if you support both ends of the rocker studs you easily increase the load bearing capacity to far more than the additional stud diameter increase, can ever do,having one end unsupported the stud acts a bit like a nail being pulled by a hammer, in that loads applied to the upper end tend to both bend the nail and pull on the lower end thats where the use of STUD GIRDLES comes into play.
simply supporting the rocker stud tips so that the forces acting on a single rocker stud are now opposed by the resistance to deflection of all 8 rocker studs
is a huge improvement



http://www.summitracing.com/parts/SUM-141010/?rtype=10
Image
http://www.summitracing.com/parts/CCA-4014/
Image

viewtopic.php?f=52&t=1769

HEY GRUMPYVETTE??
Fresh build on a 427,

I started it for the first time last friday, ran the oil pump with a drill for 15-20 minutes before the start. The lash was set correctly. Had plenty of oil running out all the pushrods. I used a bottle of Lucas breakin oil along with five quarts of 10-40. Broke the cam in for 25 minutes, then changed the oil. I took it to the muffler shop on Monday morning. They made headpipes, and connected the exhaust. I drove it to work, then home.
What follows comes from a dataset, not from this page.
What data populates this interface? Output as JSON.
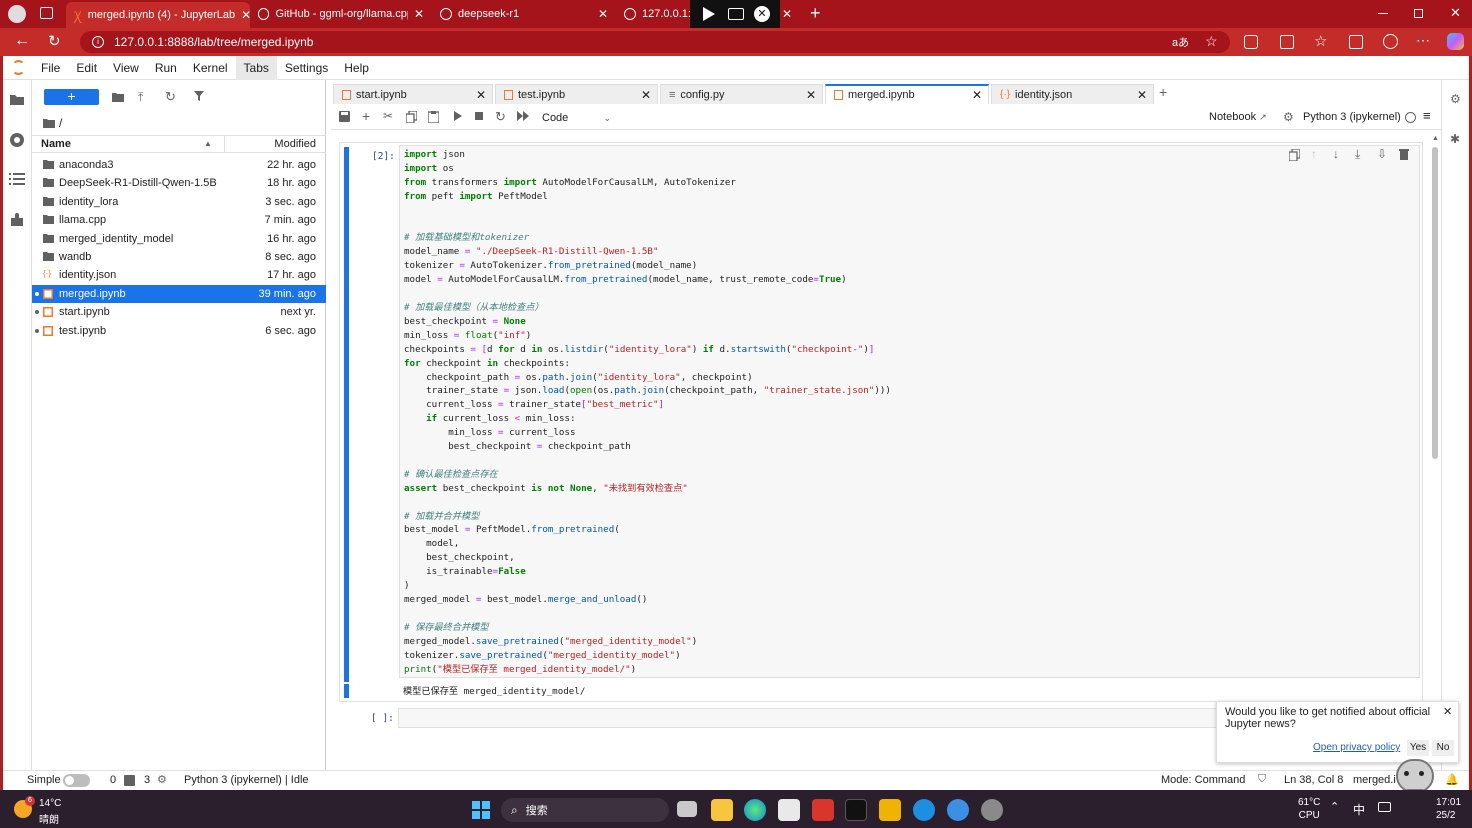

Total running time is 60-90 minutes, including the breakin.

Everything seemed fine, but Oil was leaking out the rear of the valve covers and smoking on the manifold so I pulled them and was putting in new gaskets when I saw a flake of metal next to a valve spring, I removed that rocker and this is what I found. I pulled all the rockers, and some valve stems have chips out of the edges, but this is by far the worst one. The tip of the rocker looks just as bad.
Image
What happened here?
Is this something I could have caused, or is this a problem with the engine builder?


thats obviously not normal wear,issue and it takes a huge amount of force to pressure shear the valve tip,in that short time,

Id bet you you find its a CLEARANCE issue, that type of damage usually indicates valve train binding, if your binding the valve train,pressure are immense, and parts fail rapidly, the most common on big blocks is the rocker slot binding on the rocker stud or spring bind or retainer to valve guide issues ESPECIALLY if the cam has more than about a .530 lift and your still using stock valve springs and rockers
but check the piston to valve clearance, verify the installed spring height,(you could have to many valve seat shims) and if you adjusted the pre-load or lash on the valves COLD ID strongly suggest AFTER VERIFYING CLEARANCES that you adjust the valves AT IDLE

Image

read thru the links

viewtopic.php?f=52&t=181

viewtopic.php?f=52&t=282

viewtopic.php?f=52&t=1005&p=1818&hilit=+shims+spring#p1818
IF YOU CAN,T SMOKE THE TIRES AT WILL,FROM A 60 MPH ROLLING START YOUR ENGINE NEEDS MORE WORK!!"!
IF YOU CAN , YOU NEED BETTER TIRES AND YOUR SUSPENSION NEEDS MORE WORK!!
grumpyvette

User avatar
Site Admin
Site Admin
 
Posts: 14105
Joined: September 14th, 2008, 1:40 pm
Location: florida


Return to Cams, Heads and Valve Trains

Who is online

Users browsing this forum: No registered users and 4 guests

cron